What to work on
Report all lines from the entries below in which "Alamat" appears.

Data records for software interfaces
◆ ◆ ◆ ◆ ◆ ◆ ◆

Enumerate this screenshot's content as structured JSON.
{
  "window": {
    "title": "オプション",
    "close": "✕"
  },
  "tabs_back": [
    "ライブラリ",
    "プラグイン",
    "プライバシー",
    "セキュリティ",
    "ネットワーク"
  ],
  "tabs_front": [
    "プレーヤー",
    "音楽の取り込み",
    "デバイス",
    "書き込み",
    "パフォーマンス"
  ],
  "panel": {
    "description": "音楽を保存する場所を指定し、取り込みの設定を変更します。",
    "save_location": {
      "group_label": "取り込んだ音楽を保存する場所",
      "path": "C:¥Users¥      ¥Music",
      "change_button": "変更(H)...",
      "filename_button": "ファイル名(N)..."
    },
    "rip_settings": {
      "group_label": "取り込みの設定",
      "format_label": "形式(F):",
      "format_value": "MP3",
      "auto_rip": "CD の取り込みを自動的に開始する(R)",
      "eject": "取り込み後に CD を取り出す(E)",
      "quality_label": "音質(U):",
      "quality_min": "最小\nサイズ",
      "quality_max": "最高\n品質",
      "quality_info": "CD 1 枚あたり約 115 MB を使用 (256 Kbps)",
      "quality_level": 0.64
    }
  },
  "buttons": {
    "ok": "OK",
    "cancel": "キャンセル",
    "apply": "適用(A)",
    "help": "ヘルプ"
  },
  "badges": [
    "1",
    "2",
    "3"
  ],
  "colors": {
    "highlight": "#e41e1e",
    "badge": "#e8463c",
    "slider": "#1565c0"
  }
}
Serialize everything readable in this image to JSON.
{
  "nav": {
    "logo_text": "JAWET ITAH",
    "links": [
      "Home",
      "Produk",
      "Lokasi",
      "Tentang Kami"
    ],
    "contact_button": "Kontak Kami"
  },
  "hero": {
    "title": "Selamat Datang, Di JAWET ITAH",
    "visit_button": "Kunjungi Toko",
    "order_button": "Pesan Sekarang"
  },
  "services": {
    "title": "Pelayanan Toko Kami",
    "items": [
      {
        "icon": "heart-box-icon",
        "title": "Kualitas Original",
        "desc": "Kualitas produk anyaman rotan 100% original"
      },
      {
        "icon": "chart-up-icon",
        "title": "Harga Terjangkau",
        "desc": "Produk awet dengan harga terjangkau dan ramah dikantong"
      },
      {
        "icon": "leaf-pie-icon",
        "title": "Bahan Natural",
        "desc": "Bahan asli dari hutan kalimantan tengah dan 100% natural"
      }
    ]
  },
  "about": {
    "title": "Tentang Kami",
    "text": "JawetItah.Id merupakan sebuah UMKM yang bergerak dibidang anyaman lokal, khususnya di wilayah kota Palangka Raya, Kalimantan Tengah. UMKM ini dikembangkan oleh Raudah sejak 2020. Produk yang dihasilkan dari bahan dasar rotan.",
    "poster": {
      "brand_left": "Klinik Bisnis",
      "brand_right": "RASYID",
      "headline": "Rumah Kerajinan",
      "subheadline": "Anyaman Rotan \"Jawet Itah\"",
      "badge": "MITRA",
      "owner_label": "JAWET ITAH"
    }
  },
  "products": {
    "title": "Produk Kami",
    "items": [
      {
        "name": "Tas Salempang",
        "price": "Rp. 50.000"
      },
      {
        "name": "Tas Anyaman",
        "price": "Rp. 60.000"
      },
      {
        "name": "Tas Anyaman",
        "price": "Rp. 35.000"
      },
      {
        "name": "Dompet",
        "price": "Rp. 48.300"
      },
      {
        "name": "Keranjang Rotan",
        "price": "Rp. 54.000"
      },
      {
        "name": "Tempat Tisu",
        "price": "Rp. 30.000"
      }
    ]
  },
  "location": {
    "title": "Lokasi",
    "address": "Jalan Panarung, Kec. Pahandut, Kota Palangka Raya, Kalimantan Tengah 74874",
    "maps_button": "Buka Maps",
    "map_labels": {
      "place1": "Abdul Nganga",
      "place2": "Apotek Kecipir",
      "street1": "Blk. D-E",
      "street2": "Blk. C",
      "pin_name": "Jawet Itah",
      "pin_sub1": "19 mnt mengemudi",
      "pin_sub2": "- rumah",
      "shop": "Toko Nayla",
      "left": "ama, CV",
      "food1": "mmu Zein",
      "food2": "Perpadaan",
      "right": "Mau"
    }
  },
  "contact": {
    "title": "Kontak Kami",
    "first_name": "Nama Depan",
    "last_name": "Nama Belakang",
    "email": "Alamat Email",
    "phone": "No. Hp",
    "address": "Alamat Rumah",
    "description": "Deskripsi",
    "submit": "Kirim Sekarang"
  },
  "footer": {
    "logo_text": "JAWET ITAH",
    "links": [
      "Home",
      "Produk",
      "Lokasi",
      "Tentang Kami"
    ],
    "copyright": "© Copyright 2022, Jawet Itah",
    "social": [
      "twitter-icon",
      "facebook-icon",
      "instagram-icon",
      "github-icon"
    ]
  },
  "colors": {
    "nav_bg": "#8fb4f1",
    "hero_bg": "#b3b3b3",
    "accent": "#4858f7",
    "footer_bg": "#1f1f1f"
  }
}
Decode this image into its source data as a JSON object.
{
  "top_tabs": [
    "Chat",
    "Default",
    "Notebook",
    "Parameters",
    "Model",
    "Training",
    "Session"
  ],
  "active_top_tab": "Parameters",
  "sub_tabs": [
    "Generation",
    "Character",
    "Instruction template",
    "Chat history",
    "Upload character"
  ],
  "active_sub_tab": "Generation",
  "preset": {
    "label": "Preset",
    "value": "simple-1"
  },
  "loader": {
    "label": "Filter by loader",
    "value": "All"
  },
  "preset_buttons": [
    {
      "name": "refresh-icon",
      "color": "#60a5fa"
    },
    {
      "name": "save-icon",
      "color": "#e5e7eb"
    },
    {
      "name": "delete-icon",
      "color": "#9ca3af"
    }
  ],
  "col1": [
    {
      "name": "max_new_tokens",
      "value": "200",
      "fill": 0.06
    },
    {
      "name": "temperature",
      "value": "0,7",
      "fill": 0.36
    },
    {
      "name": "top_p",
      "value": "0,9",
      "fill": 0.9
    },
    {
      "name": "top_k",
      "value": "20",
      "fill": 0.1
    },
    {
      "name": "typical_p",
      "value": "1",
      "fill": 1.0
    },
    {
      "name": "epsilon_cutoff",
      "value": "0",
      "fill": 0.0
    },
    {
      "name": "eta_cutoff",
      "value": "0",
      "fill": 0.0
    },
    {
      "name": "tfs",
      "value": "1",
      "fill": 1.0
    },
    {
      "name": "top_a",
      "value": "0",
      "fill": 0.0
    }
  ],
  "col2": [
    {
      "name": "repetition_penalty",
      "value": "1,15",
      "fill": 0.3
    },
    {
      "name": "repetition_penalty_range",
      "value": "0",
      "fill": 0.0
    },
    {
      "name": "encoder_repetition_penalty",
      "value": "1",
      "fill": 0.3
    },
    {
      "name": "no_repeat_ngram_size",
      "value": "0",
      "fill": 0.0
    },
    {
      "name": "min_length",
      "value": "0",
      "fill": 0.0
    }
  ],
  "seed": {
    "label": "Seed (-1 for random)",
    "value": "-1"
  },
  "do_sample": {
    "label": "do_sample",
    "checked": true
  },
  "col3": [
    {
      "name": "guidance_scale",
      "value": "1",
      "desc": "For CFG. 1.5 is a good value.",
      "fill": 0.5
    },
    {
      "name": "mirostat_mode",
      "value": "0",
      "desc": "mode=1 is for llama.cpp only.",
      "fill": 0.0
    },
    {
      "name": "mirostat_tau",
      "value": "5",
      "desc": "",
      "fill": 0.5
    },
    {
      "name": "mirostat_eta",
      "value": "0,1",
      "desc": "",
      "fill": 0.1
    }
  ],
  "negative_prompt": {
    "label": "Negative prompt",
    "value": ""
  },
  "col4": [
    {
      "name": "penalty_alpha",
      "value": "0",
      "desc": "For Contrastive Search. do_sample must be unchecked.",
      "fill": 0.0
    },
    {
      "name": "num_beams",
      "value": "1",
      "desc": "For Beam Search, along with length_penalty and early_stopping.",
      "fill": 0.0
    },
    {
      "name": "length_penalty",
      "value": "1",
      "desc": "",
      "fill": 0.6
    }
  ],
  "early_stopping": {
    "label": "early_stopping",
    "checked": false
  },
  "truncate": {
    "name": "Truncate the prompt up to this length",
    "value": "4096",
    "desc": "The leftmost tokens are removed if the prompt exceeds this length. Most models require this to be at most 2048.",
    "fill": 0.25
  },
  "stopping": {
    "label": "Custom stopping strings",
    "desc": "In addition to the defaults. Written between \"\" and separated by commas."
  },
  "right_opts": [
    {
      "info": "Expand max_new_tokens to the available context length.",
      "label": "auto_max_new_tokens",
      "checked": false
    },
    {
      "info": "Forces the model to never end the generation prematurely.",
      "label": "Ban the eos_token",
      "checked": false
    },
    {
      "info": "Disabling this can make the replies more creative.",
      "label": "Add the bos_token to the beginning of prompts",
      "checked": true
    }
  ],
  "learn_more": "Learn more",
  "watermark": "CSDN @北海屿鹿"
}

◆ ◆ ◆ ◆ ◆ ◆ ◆

Answer section
    "email": "Alamat Email",
    "address": "Alamat Rumah",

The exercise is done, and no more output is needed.